I headed back out for the second loop and hoped that pain in my legs would subside. One of the aid stations came up with some Neosporin which I slathered on my chest to stop the chafing. The sweat was stinging the chafed areas and the Neosporin gave me little relief. The wind would gust up to about 25 mph and it cooled me off each time. OK, it was a little stronger than I'd like, you just have to deal with the conditions. My legs were aching more now, but I refused to stop. I knew that if I stopped, I'd have to walk the rest of the course. I kept telling myself, "Come on, you ran an entire marathon, you shouldn't have to stop and walk in just 13 miles!" I accidentally dropped my last dose of salt tablets and tried to shrug that off. I had just 5 miles left, that shouldn't affect me much. I saw Chuck coming around when I had about 4 miles to go. In his first Half Ironman, he was looking spectacular! Now I started focusing on not letting him pass me!

But I couldn't go any faster. Each time my foot hit the pavement, a sharp pain went though my quad on the inside, just above the knee. I wondered if I was doing myself damage and if I should jus stop running. No, no...if the pain stays constant, then stop. Although the pain wasn't constant, it was there more than it was absent! But I stayed focused on the race and reminded myself that I was only 6 days off a marathon, OF COURSE my legs are going to hurt. There isn't a running expert in the world that would recommend doing a half ironman just 6 days after a marathon! DEAL WITH IT!

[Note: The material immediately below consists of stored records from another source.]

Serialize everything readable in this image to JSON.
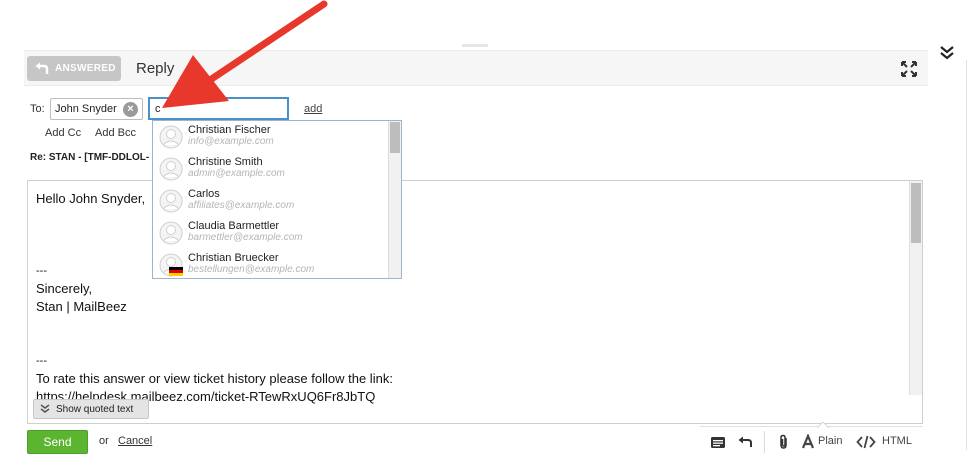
{
  "header": {
    "answered_label": "ANSWERED",
    "title": "Reply"
  },
  "recipients": {
    "to_label": "To:",
    "to_chip": "John Snyder",
    "input_value": "c",
    "add_label": "add",
    "add_cc_label": "Add Cc",
    "add_bcc_label": "Add Bcc"
  },
  "subject": "Re: STAN - [TMF-DDLOL-",
  "suggestions": [
    {
      "name": "Christian Fischer",
      "email": "info@example.com",
      "flag": ""
    },
    {
      "name": "Christine Smith",
      "email": "admin@example.com",
      "flag": ""
    },
    {
      "name": "Carlos",
      "email": "affiliates@example.com",
      "flag": ""
    },
    {
      "name": "Claudia Barmettler",
      "email": "barmettler@example.com",
      "flag": ""
    },
    {
      "name": "Christian Bruecker",
      "email": "bestellungen@example.com",
      "flag": "de-flag"
    }
  ],
  "editor": {
    "greeting": "Hello John Snyder,",
    "dash1": "---",
    "sign_off": "Sincerely,",
    "signature": "Stan | MailBeez",
    "dash2": "---",
    "rate_text": "To rate this answer or view ticket history please follow the link:",
    "link_text": "https://helpdesk.mailbeez.com/ticket-RTewRxUQ6Fr8JbTQ",
    "show_quoted_label": "Show quoted text"
  },
  "footer": {
    "send_label": "Send",
    "or_label": "or",
    "cancel_label": "Cancel",
    "plain_label": "Plain",
    "html_label": "HTML"
  },
  "colors": {
    "send_green": "#5cb531",
    "input_focus_blue": "#4a90c8",
    "arrow_red": "#e8382b",
    "answered_gray": "#c6c6c6"
  }
}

I neared the last mile and I could hear the announcer and the crowds cheering as people finished. As I got closer, I saw Pat, BC, Lori and the Saint, all on their feet, cheering me in. I tried to smile, but I wasn't feeling very smiley at that point. I crossed the finish line...THEN smiled. Quickly after that, I collapsed from cramping in my quads. Though I finished 2nd to last in the Elite Group, I'd say given the time of the year and being less than a week after a marathon, I'm quite happy with my results!

6 comments:

RunBubbaRun said...

hey, hey, shouldn't you be taking it easy right now :)

Great job on the half.. Crazy drivers and all..

Sheila said...

Well, now you have officially gone past any craziness I have ever done. Congrats, you psycho!

Griz said...
This comment has been removed by the author.
Griz said...

I forgot to say congrats, wow all in one month

kickstand pam said...

Geez - what do you eat for breakfast?! Great job racing and great writing. :)

rthomure said...

Congrats!

You are not a poser - we are unworthy in your presence. Boston Marathon one week - in the Elite wave the following week - what's next the cover of SI for Women???

Also, no surprise on the Texas traffic problems. Driving in Dallas on a daily basis teaches you new skills. Now you know why everybody in Texas has a gun rack.